(Records from a collection)
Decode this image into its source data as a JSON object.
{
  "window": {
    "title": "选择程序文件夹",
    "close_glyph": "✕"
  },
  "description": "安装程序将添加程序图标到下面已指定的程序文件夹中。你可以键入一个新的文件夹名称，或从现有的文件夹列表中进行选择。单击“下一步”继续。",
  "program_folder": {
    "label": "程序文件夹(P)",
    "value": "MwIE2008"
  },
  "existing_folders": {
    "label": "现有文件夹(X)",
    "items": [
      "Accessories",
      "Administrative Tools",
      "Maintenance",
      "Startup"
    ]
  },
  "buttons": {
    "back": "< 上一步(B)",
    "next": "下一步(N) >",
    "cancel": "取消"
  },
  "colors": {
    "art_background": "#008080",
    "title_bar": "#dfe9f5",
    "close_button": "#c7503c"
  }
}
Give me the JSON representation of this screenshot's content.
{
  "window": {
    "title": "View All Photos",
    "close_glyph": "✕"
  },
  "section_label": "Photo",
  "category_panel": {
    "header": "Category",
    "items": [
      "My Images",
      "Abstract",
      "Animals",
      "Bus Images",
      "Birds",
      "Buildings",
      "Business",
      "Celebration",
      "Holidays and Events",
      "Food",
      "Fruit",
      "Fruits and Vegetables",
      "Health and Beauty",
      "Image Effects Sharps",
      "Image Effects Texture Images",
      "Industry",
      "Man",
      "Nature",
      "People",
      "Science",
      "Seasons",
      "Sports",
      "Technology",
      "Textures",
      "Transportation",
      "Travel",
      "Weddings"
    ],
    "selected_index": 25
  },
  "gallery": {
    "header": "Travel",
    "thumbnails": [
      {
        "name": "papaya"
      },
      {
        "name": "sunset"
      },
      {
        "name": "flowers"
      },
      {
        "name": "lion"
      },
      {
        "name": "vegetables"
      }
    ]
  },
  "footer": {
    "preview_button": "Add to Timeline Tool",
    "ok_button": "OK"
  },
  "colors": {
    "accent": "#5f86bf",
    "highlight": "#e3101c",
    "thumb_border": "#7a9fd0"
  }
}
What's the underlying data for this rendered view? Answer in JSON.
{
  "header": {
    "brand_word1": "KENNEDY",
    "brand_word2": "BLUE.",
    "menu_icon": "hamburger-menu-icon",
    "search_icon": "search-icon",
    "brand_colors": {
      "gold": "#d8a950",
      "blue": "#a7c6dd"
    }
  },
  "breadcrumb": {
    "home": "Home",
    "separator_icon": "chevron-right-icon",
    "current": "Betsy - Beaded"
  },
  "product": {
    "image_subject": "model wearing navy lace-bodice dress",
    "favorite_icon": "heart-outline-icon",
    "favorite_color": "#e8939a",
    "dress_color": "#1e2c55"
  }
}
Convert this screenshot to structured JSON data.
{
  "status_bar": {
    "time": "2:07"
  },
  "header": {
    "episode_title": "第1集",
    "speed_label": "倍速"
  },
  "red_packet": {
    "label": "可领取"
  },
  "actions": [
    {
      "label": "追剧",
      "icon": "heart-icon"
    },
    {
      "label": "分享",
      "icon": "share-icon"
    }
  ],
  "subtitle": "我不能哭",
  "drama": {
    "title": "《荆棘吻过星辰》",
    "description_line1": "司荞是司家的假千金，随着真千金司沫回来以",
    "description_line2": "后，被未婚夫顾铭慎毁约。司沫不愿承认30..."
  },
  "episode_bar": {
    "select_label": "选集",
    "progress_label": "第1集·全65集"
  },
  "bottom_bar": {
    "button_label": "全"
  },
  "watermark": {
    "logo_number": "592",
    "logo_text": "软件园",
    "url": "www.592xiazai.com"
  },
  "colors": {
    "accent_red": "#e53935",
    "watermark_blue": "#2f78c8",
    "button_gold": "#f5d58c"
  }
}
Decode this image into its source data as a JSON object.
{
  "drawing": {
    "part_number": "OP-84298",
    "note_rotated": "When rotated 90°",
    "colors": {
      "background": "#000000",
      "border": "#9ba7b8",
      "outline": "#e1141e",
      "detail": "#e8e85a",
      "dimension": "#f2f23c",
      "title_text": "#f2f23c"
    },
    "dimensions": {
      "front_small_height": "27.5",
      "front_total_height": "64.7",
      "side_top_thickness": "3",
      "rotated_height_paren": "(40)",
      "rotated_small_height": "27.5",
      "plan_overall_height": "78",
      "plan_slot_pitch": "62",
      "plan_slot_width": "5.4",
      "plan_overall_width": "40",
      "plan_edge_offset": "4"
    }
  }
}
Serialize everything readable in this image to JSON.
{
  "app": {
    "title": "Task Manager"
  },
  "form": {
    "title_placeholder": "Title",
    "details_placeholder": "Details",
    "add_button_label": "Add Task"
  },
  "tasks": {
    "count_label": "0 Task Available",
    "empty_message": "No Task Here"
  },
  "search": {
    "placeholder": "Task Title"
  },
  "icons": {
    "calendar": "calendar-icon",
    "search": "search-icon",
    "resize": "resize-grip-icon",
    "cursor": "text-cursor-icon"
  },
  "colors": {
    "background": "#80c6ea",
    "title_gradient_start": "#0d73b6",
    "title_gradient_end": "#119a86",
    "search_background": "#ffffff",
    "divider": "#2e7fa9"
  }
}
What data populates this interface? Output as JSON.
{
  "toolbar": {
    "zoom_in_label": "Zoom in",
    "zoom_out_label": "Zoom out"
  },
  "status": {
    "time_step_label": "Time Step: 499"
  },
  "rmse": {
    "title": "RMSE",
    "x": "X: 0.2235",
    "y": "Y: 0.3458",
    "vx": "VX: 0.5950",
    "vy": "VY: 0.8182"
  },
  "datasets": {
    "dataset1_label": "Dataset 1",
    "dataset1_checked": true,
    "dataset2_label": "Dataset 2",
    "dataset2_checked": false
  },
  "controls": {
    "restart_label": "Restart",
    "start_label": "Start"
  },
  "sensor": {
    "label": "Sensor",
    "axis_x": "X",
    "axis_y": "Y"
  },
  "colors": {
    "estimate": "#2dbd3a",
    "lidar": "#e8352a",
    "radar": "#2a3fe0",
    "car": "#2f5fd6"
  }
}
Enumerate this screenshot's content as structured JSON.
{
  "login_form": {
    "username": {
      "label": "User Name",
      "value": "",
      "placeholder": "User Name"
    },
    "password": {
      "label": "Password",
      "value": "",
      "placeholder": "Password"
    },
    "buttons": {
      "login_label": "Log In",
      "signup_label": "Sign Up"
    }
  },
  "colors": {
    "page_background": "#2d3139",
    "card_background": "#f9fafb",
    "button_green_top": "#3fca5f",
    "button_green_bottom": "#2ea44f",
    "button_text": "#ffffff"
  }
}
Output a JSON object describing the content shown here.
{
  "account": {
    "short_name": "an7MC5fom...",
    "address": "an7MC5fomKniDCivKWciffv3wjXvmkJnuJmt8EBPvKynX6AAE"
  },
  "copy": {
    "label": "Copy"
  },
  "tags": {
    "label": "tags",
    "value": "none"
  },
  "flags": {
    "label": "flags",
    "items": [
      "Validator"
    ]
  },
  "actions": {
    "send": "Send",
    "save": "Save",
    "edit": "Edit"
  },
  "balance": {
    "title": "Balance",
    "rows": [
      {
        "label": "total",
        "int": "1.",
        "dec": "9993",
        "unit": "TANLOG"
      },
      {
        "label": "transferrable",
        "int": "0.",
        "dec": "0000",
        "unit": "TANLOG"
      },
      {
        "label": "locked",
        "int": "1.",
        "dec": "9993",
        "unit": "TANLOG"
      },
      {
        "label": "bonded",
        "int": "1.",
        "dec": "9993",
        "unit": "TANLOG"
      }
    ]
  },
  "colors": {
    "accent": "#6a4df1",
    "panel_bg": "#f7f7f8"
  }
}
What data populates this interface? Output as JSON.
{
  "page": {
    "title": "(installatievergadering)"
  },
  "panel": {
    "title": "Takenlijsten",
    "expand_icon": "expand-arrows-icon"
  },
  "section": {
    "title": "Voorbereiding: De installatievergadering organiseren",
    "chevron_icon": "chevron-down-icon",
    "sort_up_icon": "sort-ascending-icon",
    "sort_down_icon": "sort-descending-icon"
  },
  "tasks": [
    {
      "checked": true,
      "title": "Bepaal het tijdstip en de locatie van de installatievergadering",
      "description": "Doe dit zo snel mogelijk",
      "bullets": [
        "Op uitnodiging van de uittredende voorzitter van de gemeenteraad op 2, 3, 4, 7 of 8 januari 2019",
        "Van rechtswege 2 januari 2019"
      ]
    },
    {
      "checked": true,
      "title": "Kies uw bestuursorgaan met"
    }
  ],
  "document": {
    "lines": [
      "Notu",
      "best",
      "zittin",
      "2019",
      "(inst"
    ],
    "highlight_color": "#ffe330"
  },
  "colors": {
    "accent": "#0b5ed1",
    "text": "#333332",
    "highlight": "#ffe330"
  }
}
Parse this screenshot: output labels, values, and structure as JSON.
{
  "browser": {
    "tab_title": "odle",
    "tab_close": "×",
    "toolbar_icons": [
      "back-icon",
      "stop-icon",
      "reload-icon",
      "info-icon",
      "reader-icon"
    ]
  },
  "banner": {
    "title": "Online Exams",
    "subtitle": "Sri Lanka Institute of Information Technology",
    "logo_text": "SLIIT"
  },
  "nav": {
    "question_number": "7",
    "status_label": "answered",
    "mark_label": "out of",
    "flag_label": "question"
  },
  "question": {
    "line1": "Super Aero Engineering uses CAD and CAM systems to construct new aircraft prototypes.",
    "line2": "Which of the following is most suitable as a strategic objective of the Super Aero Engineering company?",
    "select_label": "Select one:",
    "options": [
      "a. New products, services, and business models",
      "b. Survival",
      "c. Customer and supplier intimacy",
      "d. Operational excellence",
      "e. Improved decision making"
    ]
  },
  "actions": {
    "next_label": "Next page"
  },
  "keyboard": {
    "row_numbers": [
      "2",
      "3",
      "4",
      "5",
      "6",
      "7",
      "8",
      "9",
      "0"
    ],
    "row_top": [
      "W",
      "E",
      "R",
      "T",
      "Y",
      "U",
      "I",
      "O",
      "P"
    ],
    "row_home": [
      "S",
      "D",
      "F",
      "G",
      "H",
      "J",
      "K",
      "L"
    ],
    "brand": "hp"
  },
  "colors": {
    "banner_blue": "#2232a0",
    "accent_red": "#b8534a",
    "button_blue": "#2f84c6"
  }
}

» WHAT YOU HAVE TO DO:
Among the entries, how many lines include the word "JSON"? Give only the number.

» RESPONSE TO THE EXERCISE:
11